The upshot of Manjoo’s piece was to say that rather than a soulless instrument of the technology business, Mozilla is a unique sort of company with a raison d’être that rises above mere commerce and must be nurtured by an individual who shares a vision of inclusiveness that excludes defenders of traditional marriage and other non-liberal concepts. By refusing to “recant,” as Farhad put it, he had demonstrated his inability to lead the company. As Michelangelo Signorile, the editor-at-large of the HuffPost’s Gay Voices wrote, “It’s about a company based in Northern California that has many progressive employees, as well as a lot of progressives and young people among the user base of its Firefox browser, realizing its CEO’s worldview is completely out of touch with the company’s — and America’s — values and vision for the future.”
That Mozilla’s employees and board members actually think it is consistent with American values or even “freedom of speech” (in the words of the company’s disingenuous announcement of Eich’s departure) to hound out of their midst someone who, though a supporter of gay rights in other respects, may disagree with them about marriage or support conservative candidates says something awful about such a group. But if that’s how they feel, then it’s their right to do so even as many on the outside of their cozy left-wing bubble enclave jeer at a version of “inclusiveness” that demands ideological conformity.
Ironically, Slate’s Mark Joseph Stern thinks conservatives are the hypocrites to complain about this because of the Hobby Lobby case. He thinks conservatives are only for protecting the First Amendment rights of companies when they allow people like the religious owners of the Hobby Lobby chain to oppose the Health and Human Services mandate that would force them to pay for abortion drugs for their employees but not for Mozilla to burn Eich at the stake. Wrong.
Conservatives have been consistent about the rights of corporations. It is the left that has always mocked the notion of First Amendment rights applying to corporations, principally in campaign finance law cases. Conservatives have correctly argued that individuals do not give up their right to political speech when they incorporate or engage in commerce. By claiming, as they now do, that the special culture of Mozilla requires it to root out all unbelievers in gay marriage or supporters of conservatives, but deny that Hobby Lobby has the right to protect its particular culture or the beliefs of its owners, liberals are the ones that are engaging in hypocrisy.
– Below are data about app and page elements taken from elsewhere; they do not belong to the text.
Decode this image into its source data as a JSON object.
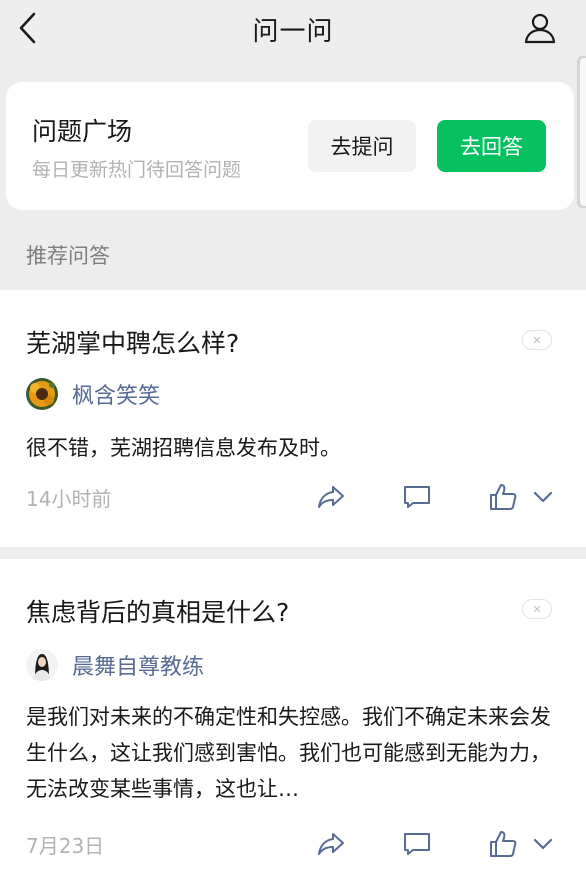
{
  "header": {
    "title": "问一问",
    "back_icon": "chevron-left-icon",
    "profile_icon": "user-icon"
  },
  "question_square": {
    "title": "问题广场",
    "subtitle": "每日更新热门待回答问题",
    "ask_button": "去提问",
    "answer_button": "去回答"
  },
  "section_label": "推荐问答",
  "colors": {
    "accent_green": "#07c160",
    "author_blue": "#576b95",
    "muted_gray": "#b2b2b2",
    "background": "#ededed"
  },
  "feed": [
    {
      "question": "芜湖掌中聘怎么样?",
      "author": "枫含笑笑",
      "avatar_icon": "sunflower-avatar",
      "answer": "很不错，芜湖招聘信息发布及时。",
      "time": "14小时前"
    },
    {
      "question": "焦虑背后的真相是什么?",
      "author": "晨舞自尊教练",
      "avatar_icon": "woman-portrait-avatar",
      "answer": "是我们对未来的不确定性和失控感。我们不确定未来会发生什么，这让我们感到害怕。我们也可能感到无能为力，无法改变某些事情，这也让…",
      "time": "7月23日"
    }
  ]
}
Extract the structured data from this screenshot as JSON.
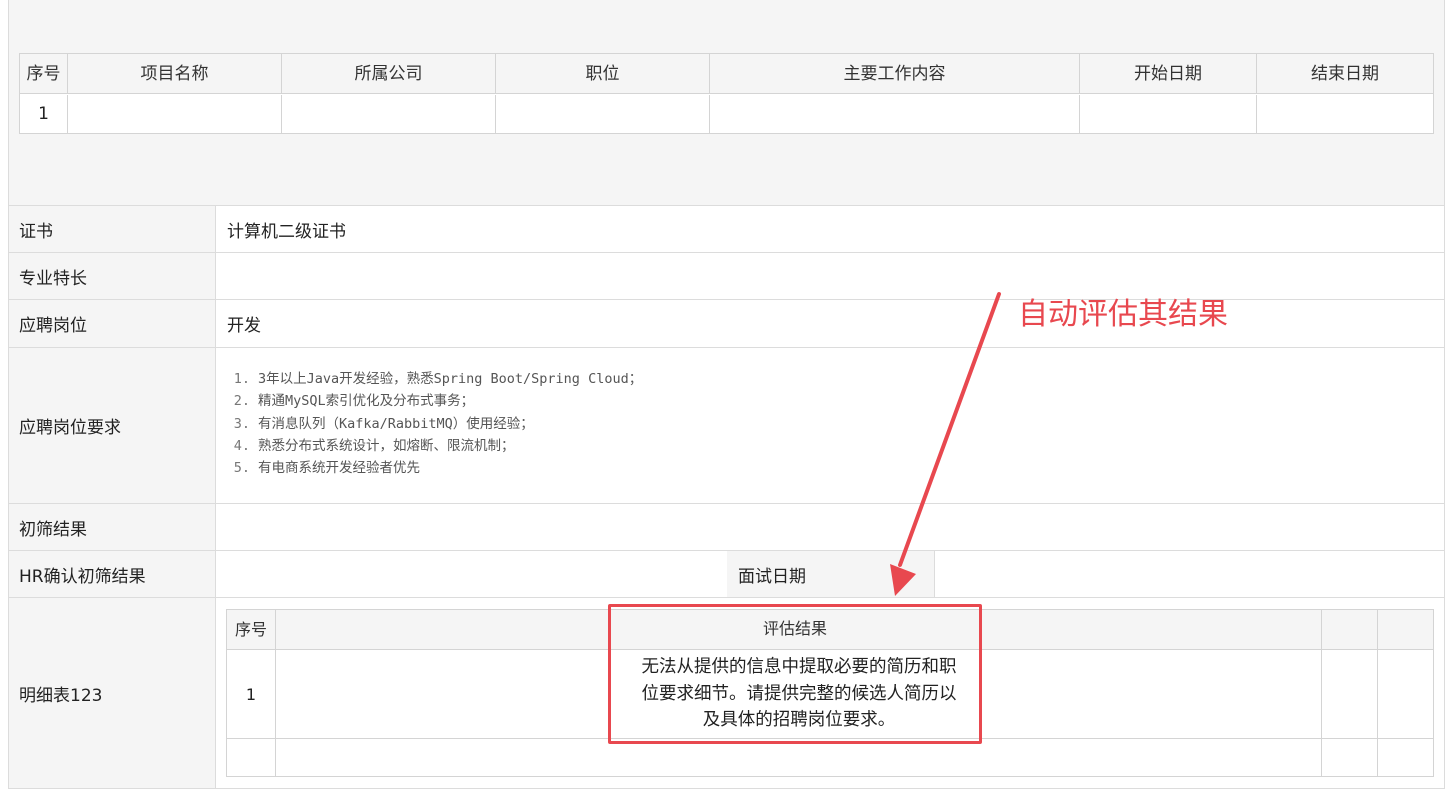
{
  "experience_table": {
    "headers": [
      "序号",
      "项目名称",
      "所属公司",
      "职位",
      "主要工作内容",
      "开始日期",
      "结束日期"
    ],
    "rows": [
      [
        "1",
        "",
        "",
        "",
        "",
        "",
        ""
      ]
    ]
  },
  "form": {
    "certificate": {
      "label": "证书",
      "value": "计算机二级证书"
    },
    "specialty": {
      "label": "专业特长",
      "value": ""
    },
    "position": {
      "label": "应聘岗位",
      "value": "开发"
    },
    "requirements": {
      "label": "应聘岗位要求",
      "items": [
        {
          "num": "1.",
          "text": "3年以上Java开发经验，熟悉Spring Boot/Spring Cloud；"
        },
        {
          "num": "2.",
          "text": "精通MySQL索引优化及分布式事务；"
        },
        {
          "num": "3.",
          "text": "有消息队列（Kafka/RabbitMQ）使用经验；"
        },
        {
          "num": "4.",
          "text": "熟悉分布式系统设计，如熔断、限流机制；"
        },
        {
          "num": "5.",
          "text": "有电商系统开发经验者优先"
        }
      ]
    },
    "screening_result": {
      "label": "初筛结果",
      "value": ""
    },
    "hr_confirm": {
      "label": "HR确认初筛结果",
      "value": "",
      "interview_label": "面试日期",
      "interview_value": ""
    },
    "detail": {
      "label": "明细表123",
      "headers": [
        "序号",
        "评估结果"
      ],
      "rows": [
        {
          "index": "1",
          "result": "无法从提供的信息中提取必要的简历和职位要求细节。请提供完整的候选人简历以及具体的招聘岗位要求。"
        }
      ]
    }
  },
  "annotation": {
    "label": "自动评估其结果",
    "color": "#e8484f"
  }
}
It would be nice if liberals were sufficiently self-aware of their inconsistency to cause them to “recant” and grant Hobby Lobby—which has an individual business culture just as special as the one at Mozilla—the same respect it demands for the Torquemadas who rule the roost in the high-tech sector. But I’m not expecting that to happen. The real problem here isn’t hypocrisy but a liberal mindset that views conservatives as not merely wrong, but evil. Eich’s fate shows that the decline of civility in our political culture may have become irreversible. But that makes it all the more important for the courts to defend the Constitution against the left’s crusade against the First Amendment with respect to political speech and faith.